The risk of frostbite continues to loom in the Pembina Valley with temperatures dipping below -30 adjusted for wind chill values tonight. While temperatures will rise again on Sunday, lows of minus 25 will be the norm heading into next week.
Health Minister and Morden-Winkler MLA Cameron Friesen reminds residents exposure to cold can result in frostbite or hypothermia. The risk rises for older adults, infants, and young children, newcomers to Canada, the homeless and outdoor workers.
Friesen notes dressing in multiple layers and covering exposed skin is key, as well as never leaving infants and young children unattended and ensuring they are dressed appropriately.
For outdoor enthusiasts, Friesen says having a buddy who can offer immediate assistance in an emergency could save your life.
Avoiding alcohol before going out into the cold is also important as alcohol increases the risk of hypothermia by contributing to heat loss.
The warning signs for cold-related illnesses include uncontrollable shivering, drowsiness or exhaustion, and confusion or slurred speech. Infants may have very low energy and bright red cold skin. A person with severe hypothermia may be unconscious and may not seem to have a pulse or to be breathing. If emergency medical care is needed for someone who may have frostbite or hypothermia, move them to a warm place if possible and call for help.
Before going out, check the weather and prepare accordingly. Taking regular breaks to warm up is key, and it's recommended pets and other animals are brought to shelter with non-frozen drinking water.
If traveling, remember to check road conditions before departing and make sure to winterize your vehicle by keeping gas tanks full, using winter tires and keeping a well-stocked winter safety kit in vehicles. More information can be found at www.getprepared.gc.ca/index-eng.aspx.

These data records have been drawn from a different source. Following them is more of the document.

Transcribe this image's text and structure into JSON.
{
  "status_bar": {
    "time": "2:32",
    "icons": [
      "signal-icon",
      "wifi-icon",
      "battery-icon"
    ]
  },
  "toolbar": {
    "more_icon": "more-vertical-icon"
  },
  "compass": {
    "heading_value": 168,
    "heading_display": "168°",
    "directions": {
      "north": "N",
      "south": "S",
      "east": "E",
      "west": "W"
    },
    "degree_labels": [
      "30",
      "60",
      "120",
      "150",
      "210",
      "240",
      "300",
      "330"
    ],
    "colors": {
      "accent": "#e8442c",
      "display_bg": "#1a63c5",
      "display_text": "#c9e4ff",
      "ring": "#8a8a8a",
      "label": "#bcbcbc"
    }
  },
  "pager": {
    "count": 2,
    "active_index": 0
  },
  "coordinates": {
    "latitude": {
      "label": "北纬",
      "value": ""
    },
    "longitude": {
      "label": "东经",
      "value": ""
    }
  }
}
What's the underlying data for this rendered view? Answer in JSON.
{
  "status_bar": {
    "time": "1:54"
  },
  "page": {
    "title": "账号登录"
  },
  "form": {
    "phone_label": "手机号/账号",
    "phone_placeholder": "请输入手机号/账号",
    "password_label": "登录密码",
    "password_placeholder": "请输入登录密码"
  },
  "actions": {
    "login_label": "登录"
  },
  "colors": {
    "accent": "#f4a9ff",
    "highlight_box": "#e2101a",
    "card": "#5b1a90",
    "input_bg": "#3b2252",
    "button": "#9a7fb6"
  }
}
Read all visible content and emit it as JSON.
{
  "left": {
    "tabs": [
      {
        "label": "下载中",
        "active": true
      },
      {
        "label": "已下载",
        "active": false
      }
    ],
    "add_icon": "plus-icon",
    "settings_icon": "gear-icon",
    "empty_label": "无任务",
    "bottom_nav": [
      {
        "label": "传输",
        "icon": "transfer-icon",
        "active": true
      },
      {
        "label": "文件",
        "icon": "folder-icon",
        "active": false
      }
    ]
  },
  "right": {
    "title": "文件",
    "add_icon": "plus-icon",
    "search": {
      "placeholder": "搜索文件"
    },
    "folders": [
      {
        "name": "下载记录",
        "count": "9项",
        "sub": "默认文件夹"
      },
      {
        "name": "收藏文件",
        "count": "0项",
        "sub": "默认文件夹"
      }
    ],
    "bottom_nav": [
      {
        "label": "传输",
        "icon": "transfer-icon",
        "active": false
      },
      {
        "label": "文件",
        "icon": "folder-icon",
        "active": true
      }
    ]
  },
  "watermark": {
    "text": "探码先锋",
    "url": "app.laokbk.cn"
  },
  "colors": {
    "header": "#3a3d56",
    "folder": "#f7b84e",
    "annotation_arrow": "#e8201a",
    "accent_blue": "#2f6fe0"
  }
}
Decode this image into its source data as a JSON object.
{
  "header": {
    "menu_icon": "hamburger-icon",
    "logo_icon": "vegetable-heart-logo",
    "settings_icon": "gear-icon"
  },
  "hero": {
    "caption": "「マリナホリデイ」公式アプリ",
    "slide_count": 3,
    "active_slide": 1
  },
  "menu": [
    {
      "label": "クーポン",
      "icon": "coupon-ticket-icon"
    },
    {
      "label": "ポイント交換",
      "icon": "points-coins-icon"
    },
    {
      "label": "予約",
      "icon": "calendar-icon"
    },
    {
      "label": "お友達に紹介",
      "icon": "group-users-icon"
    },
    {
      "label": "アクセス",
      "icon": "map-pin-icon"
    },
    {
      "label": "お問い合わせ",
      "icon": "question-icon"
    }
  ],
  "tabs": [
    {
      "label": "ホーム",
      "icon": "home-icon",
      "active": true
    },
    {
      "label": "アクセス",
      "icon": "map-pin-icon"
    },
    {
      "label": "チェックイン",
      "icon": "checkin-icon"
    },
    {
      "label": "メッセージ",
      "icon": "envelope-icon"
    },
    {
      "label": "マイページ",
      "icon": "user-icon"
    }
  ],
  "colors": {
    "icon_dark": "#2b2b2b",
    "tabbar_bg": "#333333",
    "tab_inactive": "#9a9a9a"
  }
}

If stranded, remain in the vehicle if possible until help is available. Avoid driving or traveling by car in bad weather or when roads are very slippery.